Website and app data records
-- Opening Marker --

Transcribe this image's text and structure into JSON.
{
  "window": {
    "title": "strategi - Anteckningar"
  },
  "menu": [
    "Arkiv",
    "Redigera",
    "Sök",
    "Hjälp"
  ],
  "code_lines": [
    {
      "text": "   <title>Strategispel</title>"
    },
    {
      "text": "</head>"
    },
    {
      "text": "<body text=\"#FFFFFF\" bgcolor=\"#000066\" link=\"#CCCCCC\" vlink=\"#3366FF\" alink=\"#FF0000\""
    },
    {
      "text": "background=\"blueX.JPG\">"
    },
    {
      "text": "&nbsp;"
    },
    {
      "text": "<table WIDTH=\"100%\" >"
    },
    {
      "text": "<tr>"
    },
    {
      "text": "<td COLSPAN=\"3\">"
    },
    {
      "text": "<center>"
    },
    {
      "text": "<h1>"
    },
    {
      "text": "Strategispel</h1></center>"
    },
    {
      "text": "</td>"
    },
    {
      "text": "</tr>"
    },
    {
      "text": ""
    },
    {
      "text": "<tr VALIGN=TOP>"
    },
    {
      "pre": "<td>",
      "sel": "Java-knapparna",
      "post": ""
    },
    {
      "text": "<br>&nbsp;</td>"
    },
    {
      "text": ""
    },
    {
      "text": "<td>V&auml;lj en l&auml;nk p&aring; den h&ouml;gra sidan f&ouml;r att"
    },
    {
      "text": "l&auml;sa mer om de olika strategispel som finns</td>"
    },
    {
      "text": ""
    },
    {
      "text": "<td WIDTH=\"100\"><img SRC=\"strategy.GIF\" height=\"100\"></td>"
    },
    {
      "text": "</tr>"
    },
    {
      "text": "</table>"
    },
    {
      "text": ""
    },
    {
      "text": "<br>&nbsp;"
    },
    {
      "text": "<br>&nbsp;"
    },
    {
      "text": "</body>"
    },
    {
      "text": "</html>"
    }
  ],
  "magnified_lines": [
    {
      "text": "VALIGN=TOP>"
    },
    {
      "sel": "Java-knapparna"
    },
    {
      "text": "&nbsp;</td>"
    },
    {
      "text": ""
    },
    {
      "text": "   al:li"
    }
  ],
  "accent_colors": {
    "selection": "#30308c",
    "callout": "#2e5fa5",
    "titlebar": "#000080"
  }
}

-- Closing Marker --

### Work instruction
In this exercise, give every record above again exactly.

### Exercise response
Transcribe this image's text and structure into JSON.
{
  "window": {
    "title": "strategi - Anteckningar"
  },
  "menu": [
    "Arkiv",
    "Redigera",
    "Sök",
    "Hjälp"
  ],
  "code_lines": [
    {
      "text": "   <title>Strategispel</title>"
    },
    {
      "text": "</head>"
    },
    {
      "text": "<body text=\"#FFFFFF\" bgcolor=\"#000066\" link=\"#CCCCCC\" vlink=\"#3366FF\" alink=\"#FF0000\""
    },
    {
      "text": "background=\"blueX.JPG\">"
    },
    {
      "text": "&nbsp;"
    },
    {
      "text": "<table WIDTH=\"100%\" >"
    },
    {
      "text": "<tr>"
    },
    {
      "text": "<td COLSPAN=\"3\">"
    },
    {
      "text": "<center>"
    },
    {
      "text": "<h1>"
    },
    {
      "text": "Strategispel</h1></center>"
    },
    {
      "text": "</td>"
    },
    {
      "text": "</tr>"
    },
    {
      "text": ""
    },
    {
      "text": "<tr VALIGN=TOP>"
    },
    {
      "pre": "<td>",
      "sel": "Java-knapparna",
      "post": ""
    },
    {
      "text": "<br>&nbsp;</td>"
    },
    {
      "text": ""
    },
    {
      "text": "<td>V&auml;lj en l&auml;nk p&aring; den h&ouml;gra sidan f&ouml;r att"
    },
    {
      "text": "l&auml;sa mer om de olika strategispel som finns</td>"
    },
    {
      "text": ""
    },
    {
      "text": "<td WIDTH=\"100\"><img SRC=\"strategy.GIF\" height=\"100\"></td>"
    },
    {
      "text": "</tr>"
    },
    {
      "text": "</table>"
    },
    {
      "text": ""
    },
    {
      "text": "<br>&nbsp;"
    },
    {
      "text": "<br>&nbsp;"
    },
    {
      "text": "</body>"
    },
    {
      "text": "</html>"
    }
  ],
  "magnified_lines": [
    {
      "text": "VALIGN=TOP>"
    },
    {
      "sel": "Java-knapparna"
    },
    {
      "text": "&nbsp;</td>"
    },
    {
      "text": ""
    },
    {
      "text": "   al:li"
    }
  ],
  "accent_colors": {
    "selection": "#30308c",
    "callout": "#2e5fa5",
    "titlebar": "#000080"
  }
}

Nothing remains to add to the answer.